Ricardo’s new low-carbon vehicle centre will create exciting opportunities for grads
Published: 22 Jan 2015 By Stephen Harris
Ricardo has helped develop many low-carbon vehicles including the McLaren P1 hybrid.
Engineering consultancy Ricardo, which specialises in the automotive and niche manufacturing sectors, is preparing to open the new centre by the middle of 2015 as a place to design and test the latest propulsion technology.
‘The new facility will enable us to take on more projects and that will mean new graduate roles,’ Ricardo’s recruitment officer, Caroline Duffy, told The Engineer.
The new research centre will enable Ricardo to simulate extreme test conditions.
Ricardo provides technical services to many elements of the automotive industry, from helping make hydrogen fuel cell vehicles more powerful to manufacturing engines for McLaren, as well as working in other sectors including rail, defence and energy.
The new Vehicle Emissions Research Centre (VERC) based at the Ricardo Shoreham Technical Centre in West Sussex will allow the company’s engineers to test new emissions systems and vehicles in extreme conditions.
Graduate engineers need to be able to cope with blue-sky research projects that involve completely new engineering designs.
The company usually takes on between 20 and 40 graduate engineers a year (last year they took on over 40). New recruits go through a two-year graduate scheme that sees them try out four different roles in different locations (including overseas), but where they end up in the company usually depends on each graduate’s own skills and interests.
Graduates wanting to join the company need to demonstrate complex problem-solving skills to show they can cope with the company’s work of coming up with completely new engineering ideas, said resourcing manager Oonagh McPhillips.
‘A lot of what we do is “blue sky” and therefore there’s no reference documentation. So we need people who can think things through and explain what they do or how their thought processes have worked.’
Working at Ricardo can involve any element of engineering from design to manufacturing.
The first hurdle in applying for Ricardo’s graduate scheme is getting past the stringent CV selection process, which means applicants’ resumes and covering letters need to be tightly focused on demonstrating why they’re right for Ricardo.
’We’re interested in what – over and above their degree – they have achieved, that they’ve a history of engineering in terms of their hobbies and interests,’ said McPhillips.
’We don’t necessarily look for consultancy work experience or even engineering per se. For example, one individual we interviewed set up his own lawnmower repair business.

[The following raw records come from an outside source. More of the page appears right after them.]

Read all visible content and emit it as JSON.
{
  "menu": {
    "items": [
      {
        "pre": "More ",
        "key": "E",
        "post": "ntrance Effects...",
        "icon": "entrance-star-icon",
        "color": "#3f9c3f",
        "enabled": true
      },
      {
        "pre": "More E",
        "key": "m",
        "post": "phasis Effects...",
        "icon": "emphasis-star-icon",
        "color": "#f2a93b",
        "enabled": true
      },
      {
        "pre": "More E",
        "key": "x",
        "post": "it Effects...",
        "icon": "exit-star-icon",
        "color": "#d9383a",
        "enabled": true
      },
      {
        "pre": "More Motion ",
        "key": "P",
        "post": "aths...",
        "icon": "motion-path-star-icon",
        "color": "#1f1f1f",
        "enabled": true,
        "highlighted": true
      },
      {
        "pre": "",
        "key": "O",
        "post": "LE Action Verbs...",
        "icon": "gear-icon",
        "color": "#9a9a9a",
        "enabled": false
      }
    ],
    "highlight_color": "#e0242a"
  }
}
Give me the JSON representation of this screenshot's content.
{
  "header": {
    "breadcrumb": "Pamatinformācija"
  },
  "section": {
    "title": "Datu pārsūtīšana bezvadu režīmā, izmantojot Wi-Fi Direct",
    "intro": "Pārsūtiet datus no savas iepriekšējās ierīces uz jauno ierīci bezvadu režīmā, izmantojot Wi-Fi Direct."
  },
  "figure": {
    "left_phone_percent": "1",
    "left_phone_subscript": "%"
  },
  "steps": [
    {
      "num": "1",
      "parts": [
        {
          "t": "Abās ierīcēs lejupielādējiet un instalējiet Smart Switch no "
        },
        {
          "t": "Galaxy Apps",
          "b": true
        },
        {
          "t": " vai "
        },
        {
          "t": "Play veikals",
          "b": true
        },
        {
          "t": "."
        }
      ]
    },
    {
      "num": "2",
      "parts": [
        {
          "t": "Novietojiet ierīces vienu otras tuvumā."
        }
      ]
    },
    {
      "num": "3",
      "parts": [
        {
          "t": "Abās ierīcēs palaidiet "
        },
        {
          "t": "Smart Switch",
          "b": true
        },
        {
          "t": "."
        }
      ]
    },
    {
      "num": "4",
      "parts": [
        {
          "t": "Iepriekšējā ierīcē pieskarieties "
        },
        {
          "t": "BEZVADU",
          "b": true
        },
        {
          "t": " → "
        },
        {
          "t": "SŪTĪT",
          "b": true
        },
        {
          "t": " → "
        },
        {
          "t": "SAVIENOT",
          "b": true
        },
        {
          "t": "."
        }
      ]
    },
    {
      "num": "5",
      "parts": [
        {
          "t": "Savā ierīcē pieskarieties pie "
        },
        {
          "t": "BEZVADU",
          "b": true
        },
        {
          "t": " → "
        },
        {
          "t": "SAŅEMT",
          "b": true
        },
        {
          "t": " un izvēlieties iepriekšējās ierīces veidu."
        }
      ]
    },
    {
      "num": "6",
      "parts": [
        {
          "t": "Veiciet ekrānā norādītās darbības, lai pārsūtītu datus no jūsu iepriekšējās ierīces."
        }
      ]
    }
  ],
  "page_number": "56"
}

‘The other key thing we look at is project involvement. What have they been involved in, either as an individual or a team? … We’re also interested in understanding what they learnt from the experience.’